Tuesday, 24 November 2009

A hard choice

I always have my browser up, and the first tab on the left is gmail (the second and third are google calendar and reader). I also have google notifier in my status bar, so that I can instantly see when somebody has sent me an email. And I check frequently if there is any.

Not any more. After reading an interesting blog post about time management, I have decided to change my ways. No more google email notifier (though I keep the calendar notifier up), no more open tab with gmail. No more instant replies.

It seems to me that this is a major drain on time (and interrupter of longer lasting tasks), and I will now aim to read my email (and respond to it) three times a day: morning, when I come into the office, lunch-time, when I have a break, and afternoon, before I'm ready to go. This means I won't be able to have on-going 'conversations' by email, and people will have to wait for replies longer, but I also hope it means I get more productive things done during the day.

As an email addict I don't know how long I will be able to keep this up, but I'm starting today!

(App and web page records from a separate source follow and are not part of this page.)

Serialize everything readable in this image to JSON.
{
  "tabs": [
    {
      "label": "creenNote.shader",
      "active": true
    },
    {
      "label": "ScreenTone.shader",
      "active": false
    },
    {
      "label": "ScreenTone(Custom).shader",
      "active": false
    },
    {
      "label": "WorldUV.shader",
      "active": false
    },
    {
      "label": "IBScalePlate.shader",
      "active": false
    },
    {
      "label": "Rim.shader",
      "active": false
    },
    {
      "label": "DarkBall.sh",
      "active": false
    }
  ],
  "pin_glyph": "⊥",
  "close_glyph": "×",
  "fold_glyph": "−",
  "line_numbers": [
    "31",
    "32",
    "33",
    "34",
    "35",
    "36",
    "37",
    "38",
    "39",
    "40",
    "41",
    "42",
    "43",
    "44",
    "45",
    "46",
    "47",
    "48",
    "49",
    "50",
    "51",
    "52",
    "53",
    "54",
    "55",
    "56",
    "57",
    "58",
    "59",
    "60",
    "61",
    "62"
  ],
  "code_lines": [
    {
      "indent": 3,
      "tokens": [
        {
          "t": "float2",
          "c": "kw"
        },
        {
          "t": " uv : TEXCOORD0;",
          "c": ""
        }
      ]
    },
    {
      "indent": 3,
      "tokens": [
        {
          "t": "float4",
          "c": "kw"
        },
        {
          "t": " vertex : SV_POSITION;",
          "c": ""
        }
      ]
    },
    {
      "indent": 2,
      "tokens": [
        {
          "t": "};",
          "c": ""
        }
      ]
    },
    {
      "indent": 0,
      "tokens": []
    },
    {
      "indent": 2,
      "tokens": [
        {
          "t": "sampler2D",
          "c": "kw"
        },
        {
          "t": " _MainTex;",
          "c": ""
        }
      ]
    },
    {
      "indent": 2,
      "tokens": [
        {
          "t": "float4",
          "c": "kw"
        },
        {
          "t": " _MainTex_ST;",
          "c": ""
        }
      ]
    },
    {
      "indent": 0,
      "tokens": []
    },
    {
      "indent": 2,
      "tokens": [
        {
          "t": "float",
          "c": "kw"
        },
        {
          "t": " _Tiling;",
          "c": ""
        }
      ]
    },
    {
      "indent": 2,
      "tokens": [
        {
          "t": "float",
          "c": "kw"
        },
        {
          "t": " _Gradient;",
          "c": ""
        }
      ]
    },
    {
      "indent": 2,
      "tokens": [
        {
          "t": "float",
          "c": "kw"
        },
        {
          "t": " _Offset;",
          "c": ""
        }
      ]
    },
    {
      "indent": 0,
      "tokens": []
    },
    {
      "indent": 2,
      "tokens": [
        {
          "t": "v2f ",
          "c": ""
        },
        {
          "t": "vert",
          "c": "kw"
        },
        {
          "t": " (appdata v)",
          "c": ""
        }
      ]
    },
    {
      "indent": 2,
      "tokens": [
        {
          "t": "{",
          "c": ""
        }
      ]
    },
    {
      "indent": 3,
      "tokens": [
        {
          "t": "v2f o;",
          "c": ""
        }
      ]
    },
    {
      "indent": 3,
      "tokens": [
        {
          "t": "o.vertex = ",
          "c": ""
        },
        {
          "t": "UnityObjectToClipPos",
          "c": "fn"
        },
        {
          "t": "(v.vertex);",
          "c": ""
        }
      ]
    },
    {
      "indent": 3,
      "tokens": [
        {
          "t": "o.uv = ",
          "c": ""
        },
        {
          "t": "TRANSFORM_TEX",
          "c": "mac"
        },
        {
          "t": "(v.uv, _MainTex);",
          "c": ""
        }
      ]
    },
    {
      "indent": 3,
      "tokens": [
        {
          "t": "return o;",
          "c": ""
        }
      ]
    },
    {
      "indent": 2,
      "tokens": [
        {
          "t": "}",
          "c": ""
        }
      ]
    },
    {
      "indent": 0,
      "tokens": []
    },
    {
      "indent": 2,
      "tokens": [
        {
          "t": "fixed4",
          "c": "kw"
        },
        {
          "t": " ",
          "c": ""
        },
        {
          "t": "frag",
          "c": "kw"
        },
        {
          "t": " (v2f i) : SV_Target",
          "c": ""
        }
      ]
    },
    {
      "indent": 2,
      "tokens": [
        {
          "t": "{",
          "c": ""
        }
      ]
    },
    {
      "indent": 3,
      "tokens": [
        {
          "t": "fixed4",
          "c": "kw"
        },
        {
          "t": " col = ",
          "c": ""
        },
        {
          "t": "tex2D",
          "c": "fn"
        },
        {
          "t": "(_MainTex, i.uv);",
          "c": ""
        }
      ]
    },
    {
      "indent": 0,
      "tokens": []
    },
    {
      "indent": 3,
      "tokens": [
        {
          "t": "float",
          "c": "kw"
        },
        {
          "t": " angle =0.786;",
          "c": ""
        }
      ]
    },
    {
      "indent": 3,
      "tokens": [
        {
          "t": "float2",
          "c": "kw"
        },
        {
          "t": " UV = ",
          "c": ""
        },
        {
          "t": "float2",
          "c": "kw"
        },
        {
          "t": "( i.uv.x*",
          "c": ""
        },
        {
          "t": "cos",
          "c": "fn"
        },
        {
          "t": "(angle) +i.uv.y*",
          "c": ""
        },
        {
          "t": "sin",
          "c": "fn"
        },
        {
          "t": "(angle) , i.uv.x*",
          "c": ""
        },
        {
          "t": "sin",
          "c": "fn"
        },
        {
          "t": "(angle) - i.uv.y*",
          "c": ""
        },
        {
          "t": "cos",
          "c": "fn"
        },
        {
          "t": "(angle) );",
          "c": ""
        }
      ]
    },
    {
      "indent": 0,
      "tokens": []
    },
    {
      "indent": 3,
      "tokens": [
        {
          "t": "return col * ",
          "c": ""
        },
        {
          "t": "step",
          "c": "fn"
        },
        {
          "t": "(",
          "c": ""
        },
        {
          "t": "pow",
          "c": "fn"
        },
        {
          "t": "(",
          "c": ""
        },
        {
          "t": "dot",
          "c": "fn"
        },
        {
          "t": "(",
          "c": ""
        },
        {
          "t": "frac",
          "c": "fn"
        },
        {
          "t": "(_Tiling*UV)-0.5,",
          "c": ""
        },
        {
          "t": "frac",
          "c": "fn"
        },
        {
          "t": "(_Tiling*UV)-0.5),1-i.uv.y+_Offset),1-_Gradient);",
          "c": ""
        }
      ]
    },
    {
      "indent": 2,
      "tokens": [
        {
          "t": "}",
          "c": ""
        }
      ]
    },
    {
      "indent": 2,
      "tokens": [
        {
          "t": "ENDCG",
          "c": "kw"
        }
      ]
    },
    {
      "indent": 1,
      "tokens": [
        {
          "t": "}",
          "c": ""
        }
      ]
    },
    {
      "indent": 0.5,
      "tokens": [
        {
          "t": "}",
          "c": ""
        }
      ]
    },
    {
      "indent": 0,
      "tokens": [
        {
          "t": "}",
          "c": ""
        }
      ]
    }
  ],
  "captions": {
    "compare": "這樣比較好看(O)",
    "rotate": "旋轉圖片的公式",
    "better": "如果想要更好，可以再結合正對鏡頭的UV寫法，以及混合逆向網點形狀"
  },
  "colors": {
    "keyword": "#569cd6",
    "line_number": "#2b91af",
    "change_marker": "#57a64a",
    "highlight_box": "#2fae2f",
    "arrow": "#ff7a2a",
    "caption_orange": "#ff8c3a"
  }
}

  1. It's a long article, but there are some gems in there - how is it going so far? I've also begun a new gtd system called 'Turn the f*&%$£g email off' and it's working like a dream thus far (oh, alright, I only tried it on friday - but it did work well!). It goes roughly like this:
    1. half hour emails then switch off
    2. 1 and a half ours first priority project
    3. task processing
    - lunch -
    4. half hour emails - and switch off
    5. second priority project
    6. half hour tasks
    7 half hour emails
    Go home...

  2. I've tried this all last week, and it did work well. Feels a bit weird, and I occasionally had to fight the temptation of checking email again. But overall I'm really happy with my increased productivity, and will try to keep that up!

    The same also goes for Twitter, which I will not check constantly anymore. Loses a bit of its appeal, though, as it is more immediate than email.